The holidays had an accent at our house. My mother, an inspired cook, filtered American tradition through her French sensibility. It's there in the photos of our first few years in the States — a crisp-skinned goose on the Thanksgiving table, and at Christmas, a bubbling cassoulet. As the seasons passed, American idiom crept into our kitchen. My mother experimented, learned to roast a turkey, to make cranberry sauce, to melt marshmallows on the yams.
It was to this more assimilated holiday table that I first brought that most American of icons — a homemade apple pie. Sliced and served with the other desserts, a pumpkin tart and a tart
(assimilation, it seems, only goes so far), it vanished from everyone's plates.
That recipe was on my mind when some friends and I decided to compete in the Malibu Pie Festival a few years ago. I'd made it many times over the years, always with varying results. At its best it turned out great, firm and fruity with a flakey crust. At its worst, you'd cut the first slice to find a soggy, soupy mess. With the pie contest looming, it was time for a new approach. Time, it turned out, to break a few rules.
A better filling
First up was a look at the ingredients themselves. Never a fan of supermarket Granny Smiths, freakishly large and largely soulless, I sampled my way through the Santa Monica farmers market to the See Canyon fruit stand. This seller is the Holy Grail of great apples.

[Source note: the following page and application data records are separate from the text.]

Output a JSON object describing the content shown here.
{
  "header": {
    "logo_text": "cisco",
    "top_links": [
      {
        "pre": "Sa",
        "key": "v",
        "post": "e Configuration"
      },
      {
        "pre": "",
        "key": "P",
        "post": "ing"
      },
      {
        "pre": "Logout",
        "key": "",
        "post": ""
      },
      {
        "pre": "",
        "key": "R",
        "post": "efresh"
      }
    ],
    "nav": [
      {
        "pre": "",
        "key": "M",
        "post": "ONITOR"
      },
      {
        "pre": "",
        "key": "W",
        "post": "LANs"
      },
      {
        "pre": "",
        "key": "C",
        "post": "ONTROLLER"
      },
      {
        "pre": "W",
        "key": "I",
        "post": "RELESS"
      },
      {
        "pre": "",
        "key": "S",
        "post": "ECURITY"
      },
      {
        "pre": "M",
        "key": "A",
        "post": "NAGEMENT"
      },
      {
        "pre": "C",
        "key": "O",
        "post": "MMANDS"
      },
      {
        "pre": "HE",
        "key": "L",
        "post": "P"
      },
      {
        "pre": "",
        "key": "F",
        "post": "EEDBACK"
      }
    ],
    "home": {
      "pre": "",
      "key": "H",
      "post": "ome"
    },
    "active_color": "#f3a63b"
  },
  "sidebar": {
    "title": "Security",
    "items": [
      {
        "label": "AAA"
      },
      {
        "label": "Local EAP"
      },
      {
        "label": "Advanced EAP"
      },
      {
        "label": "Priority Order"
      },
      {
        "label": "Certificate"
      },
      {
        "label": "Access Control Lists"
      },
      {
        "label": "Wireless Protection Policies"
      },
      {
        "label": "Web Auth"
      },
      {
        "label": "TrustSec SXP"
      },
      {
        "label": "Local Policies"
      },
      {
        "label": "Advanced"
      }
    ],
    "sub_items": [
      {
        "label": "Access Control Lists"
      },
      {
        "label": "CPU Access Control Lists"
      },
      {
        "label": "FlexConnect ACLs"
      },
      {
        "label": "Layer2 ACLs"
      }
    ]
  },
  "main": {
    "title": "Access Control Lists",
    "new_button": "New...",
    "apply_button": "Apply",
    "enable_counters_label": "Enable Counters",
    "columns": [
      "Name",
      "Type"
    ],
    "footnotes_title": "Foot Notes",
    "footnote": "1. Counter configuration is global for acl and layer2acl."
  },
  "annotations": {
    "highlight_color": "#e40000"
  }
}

With flavor bombs like Baldwin, Spy Gold, Stayman Winesap, Enterprise, Pippin and Spitzenberg, you just need a few pounds of a few varieties and you've got the underpinnings of a fantastic pie.
But what to do with the fruit? Recipes invariably tell you to slice your apples thinly, then toss them in a bowl with sugar and spices. That's the fun part, really, all that stirring as the sugar and the fruit create a kind of slurry, as the nutmeg and cinnamon spread in flecks through the mixture, filling the kitchen with their sweet scent. But it always bothered me that the instant the sugar goes in, the juice starts to leave the apples. By the time you're spooning the filling into the crust, you're awash in liquid. And while most recipes compensate with the addition of corn starch or even flour, I've always disliked the way thickeners blunted the apples' bright flavor.
It was food writer John Thorne who offered another way. His apple pie recipe flouts the slice-it-thin rule and urges you to cut your fruit into nice, big chunks. I didn't even bother to core the apples — just sliced off each side, then made eight sort-of-equal slabs. This sharply reduced the surface area of the apples that could come into contact with the sugar, thus reducing the amount of liquid that would leak into the pie.
The final moment of mutiny came, oddly enough, via a technique I saw
demonstrate on TV. Instead of doing the mixing bowl thing with the apples and sugar, she piled her sliced fruit directly into the crust. Only then did she sprinkle the sugar on top, assuring her viewers that the sweeteners and spices would disperse during the baking process.
On to the crust
I know there are people who have perfectly good luck making pie crust in a food processor. I am not one of them. It's too easy to blend the butter and flour too long, which means the fat globules get too small. They coat the flour and give you a waterproof mixture, which yields a tough and ugly crust. It's just as easy — and a lot more fun — to use a pastry cutter to get the right proportions, to achieve those small pebbles of butter that give a flakey crust.
What put my pie crust over the top, though, was a technique borrowed from Rose Levy Berenbaum, author of "The Pie and Pastry Bible." You cut the fat into tiny cubes (she suggests three-quarters inch, but I go a bit smaller), then add it to a plastic bag with the flour mixture. Toss to distribute, squeeze out the excess air and — here's the genius part — you go over the whole thing with a rolling pin.
The butter (or leaf lard, if that flavor appeals to you) flattens out into golden flakes. Chill the flattened mixture in the fridge for half an hour, then bring it out and quickly add the water, stirring it until it forms a dough. Form a disk, chill again to make sure the butter is good and firm, and your crust is ready for the rolling pin.
The new approach in place, I went to work. Made a crust, mounded apple chunks into the pan, stirred the spices into the white sugar and sprinkled the mixture over the apples, added an equal amount of brown sugar, rolled and crimped the top crust, then prayed to the pastry gods as everything baked.
Four hours later, I was in shock, holding the blue ribbon for the best apple pie at the Malibu Pie Festival. And after second- and third-place finishes the next two years (pie crust issues, since resolved), my rebel apple pie once again won the grand prize at this year's pie contest.
This is the apple pie I bake every time now, and it never fails. Cut it open, and it's all about the fruit, generous hunks of gently baked apple, its pure, clean flavor enhanced by a sweet, spicy glaze. It's the pie that will make an appearance at my holiday table, along with the cheese plate, some roasted figs and my mother's walnut tart.